First of all, let’s remember that Wilder did not switch Luis Ortiz’s lights out with a single right hand. In fact, Ortiz rose from a fifth-round knockdown and fought back to within a whisker of stopping Wilder in the seventh. The champion showed immense heart to come through and win, but it took ten rounds and a further two knockdowns to take out a thirty-nine-year-old fighter who had basically emptied his tank.
Also, Bermane Stiverne absorbed several, full-blooded whacks from Wilder in their first fight, yet still took him the full championship distance. And it must be pointed out how many of Wilder’s stoppage wins came against sub-par opposition: if you take away Ortiz and Stiverne from Wilder’s record, the remaining names leave a lot to be desired.
It’s true that Fury has been floored himself by lesser punchers, though each time he got up to win and he has never looked seriously hurt, despite taking a few meaty shots from Klitschko in their fight. In short, yes, Wilder really can bang, but he has to do a lot more than just show up and land a single right hand to win the fight.
5. Styles Make Fights
Admittedly, this old truism could work in either man’s favour, as each has the potential to present the other with stylistic nightmares. There are a few things though, I think, that could work to Fury’s advantage. For such a big man, Tyson has excellent punch variety, boxes effectively on the inside, attacks the body well, and gets through with some sneaky punches.
His footwork is also very nimble for a man of his stature; he has the ability to fight comfortably out of both stances; and he can create angles to take the sting out of incoming shots and to counter when Wilder least expects it. Of course, Wilder also utilizes unorthodox angles and could hit the jackpot with one of his leaping attacks; but if he’s not careful, he could find himself on the end of a swift counter as Fury steps aside and clips him with a short hook, much the same as Ortiz did.
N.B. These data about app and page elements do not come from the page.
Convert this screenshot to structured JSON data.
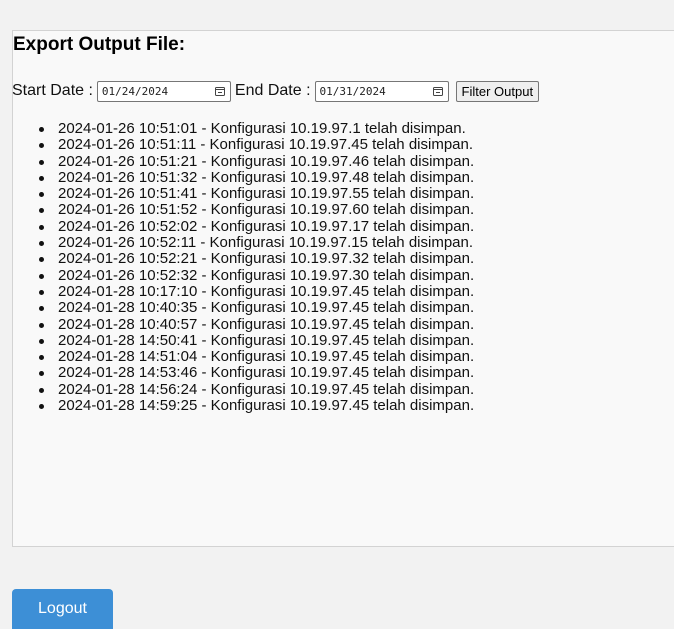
{
  "export": {
    "title": "Export Output File:",
    "start_label": "Start Date :",
    "start_value": "01/24/2024",
    "end_label": "End Date :",
    "end_value": "01/31/2024",
    "filter_label": "Filter Output"
  },
  "logs": [
    "2024-01-26 10:51:01 - Konfigurasi 10.19.97.1 telah disimpan.",
    "2024-01-26 10:51:11 - Konfigurasi 10.19.97.45 telah disimpan.",
    "2024-01-26 10:51:21 - Konfigurasi 10.19.97.46 telah disimpan.",
    "2024-01-26 10:51:32 - Konfigurasi 10.19.97.48 telah disimpan.",
    "2024-01-26 10:51:41 - Konfigurasi 10.19.97.55 telah disimpan.",
    "2024-01-26 10:51:52 - Konfigurasi 10.19.97.60 telah disimpan.",
    "2024-01-26 10:52:02 - Konfigurasi 10.19.97.17 telah disimpan.",
    "2024-01-26 10:52:11 - Konfigurasi 10.19.97.15 telah disimpan.",
    "2024-01-26 10:52:21 - Konfigurasi 10.19.97.32 telah disimpan.",
    "2024-01-26 10:52:32 - Konfigurasi 10.19.97.30 telah disimpan.",
    "2024-01-28 10:17:10 - Konfigurasi 10.19.97.45 telah disimpan.",
    "2024-01-28 10:40:35 - Konfigurasi 10.19.97.45 telah disimpan.",
    "2024-01-28 10:40:57 - Konfigurasi 10.19.97.45 telah disimpan.",
    "2024-01-28 14:50:41 - Konfigurasi 10.19.97.45 telah disimpan.",
    "2024-01-28 14:51:04 - Konfigurasi 10.19.97.45 telah disimpan.",
    "2024-01-28 14:53:46 - Konfigurasi 10.19.97.45 telah disimpan.",
    "2024-01-28 14:56:24 - Konfigurasi 10.19.97.45 telah disimpan.",
    "2024-01-28 14:59:25 - Konfigurasi 10.19.97.45 telah disimpan."
  ],
  "logout_label": "Logout",
  "colors": {
    "logout_bg": "#3d8fd6",
    "panel_bg": "#f9f9f9",
    "page_bg": "#f2f2f2"
  },
  "icons": {
    "date_picker": "calendar-icon"
  }
}
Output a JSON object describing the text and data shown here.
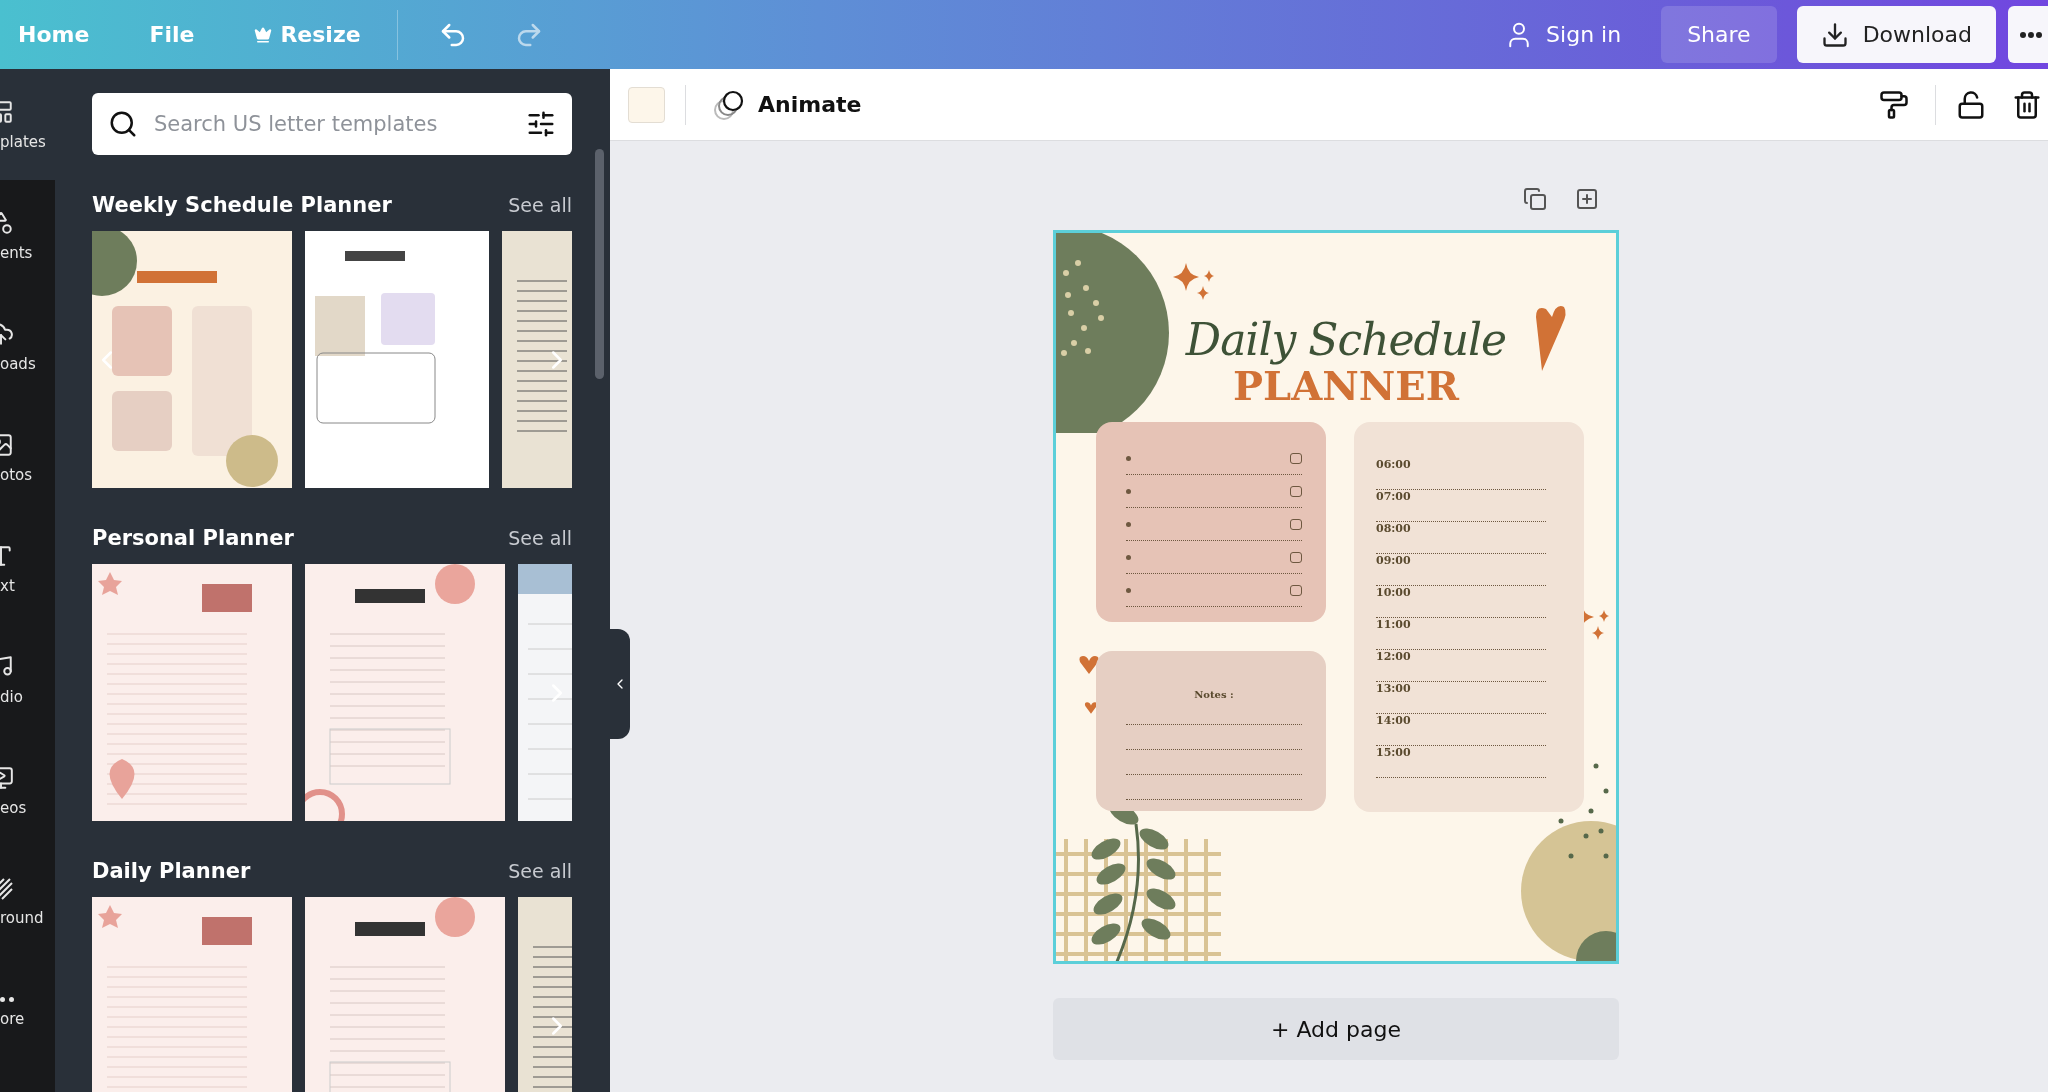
{
  "topbar": {
    "menu": [
      {
        "label": "Home",
        "kind": "plain"
      },
      {
        "label": "File",
        "kind": "plain"
      },
      {
        "label": "Resize",
        "kind": "crown"
      }
    ],
    "sign_in": "Sign in",
    "share": "Share",
    "download": "Download"
  },
  "rail": [
    {
      "label": "plates",
      "kind": "template",
      "selected": true
    },
    {
      "label": "ents",
      "kind": "shapes",
      "selected": false
    },
    {
      "label": "oads",
      "kind": "upload",
      "selected": false
    },
    {
      "label": "otos",
      "kind": "image",
      "selected": false
    },
    {
      "label": "xt",
      "kind": "text",
      "selected": false
    },
    {
      "label": "dio",
      "kind": "music",
      "selected": false
    },
    {
      "label": "eos",
      "kind": "video",
      "selected": false
    },
    {
      "label": "round",
      "kind": "stripes",
      "selected": false
    },
    {
      "label": "ore",
      "kind": "more",
      "selected": false
    }
  ],
  "search": {
    "placeholder": "Search US letter templates"
  },
  "sections": [
    {
      "title": "Weekly Schedule Planner",
      "see_all": "See all",
      "scroll_back": true,
      "thumbnails": [
        {
          "kind": "planner"
        },
        {
          "kind": "agenda"
        },
        {
          "kind": "daily"
        }
      ]
    },
    {
      "title": "Personal Planner",
      "see_all": "See all",
      "scroll_back": false,
      "thumbnails": [
        {
          "kind": "notes"
        },
        {
          "kind": "notes2"
        },
        {
          "kind": "weekly"
        }
      ]
    },
    {
      "title": "Daily Planner",
      "see_all": "See all",
      "scroll_back": false,
      "thumbnails": [
        {
          "kind": "notes"
        },
        {
          "kind": "notes2"
        },
        {
          "kind": "daily"
        }
      ]
    }
  ],
  "toolbar": {
    "animate": "Animate"
  },
  "document": {
    "title_script": "Daily Schedule",
    "title": "PLANNER",
    "todo": [
      {
        "checked": false
      },
      {
        "checked": false
      },
      {
        "checked": false
      },
      {
        "checked": false
      },
      {
        "checked": false
      }
    ],
    "times": [
      "06:00",
      "07:00",
      "08:00",
      "09:00",
      "10:00",
      "11:00",
      "12:00",
      "13:00",
      "14:00",
      "15:00"
    ],
    "notes_label": "Notes :"
  },
  "add_page": "+ Add page"
}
Fury’s extra weight could also be a factor here, and if he is able to tie Wilder up over the first half of the fight, the grappling and wrestling that results could sap some of Deontay’s energy and power going into the later rounds. Alos, despite lacking real “one hitter quitter” power, Fury makes up for it by mixing in fast, point-scoring combinations, which could make a difference in a 12-round fight, along with his superior jab. For Wilder, his lead left seems to be more of a pawing distraction to make way for his booming right, rather than a weapon in its own right, while Fury can frustrate with his faster lead hand, doubling it up and mixing in feints to keep Wilder guessing.
All things considered then, certainly a reasonable case can be made that “The Furious One” has the tools, and maybe the right timing, to re-establish himself as “The Man” in the heavyweight division tonight. Deontay Wilder enters the ring, as he should, the betting favourite, but it would be foolish to write off Tyson Fury completely. Which is precisely what makes this such an intriguing match-up. No matter how you look at it, “The Gypsy King,” who, it should be remembered, is undefeated, has a chance. Let’s see if his high-stakes gamble to take on “The Bronze Bomber” at this juncture pays off.
— Matt O’Brien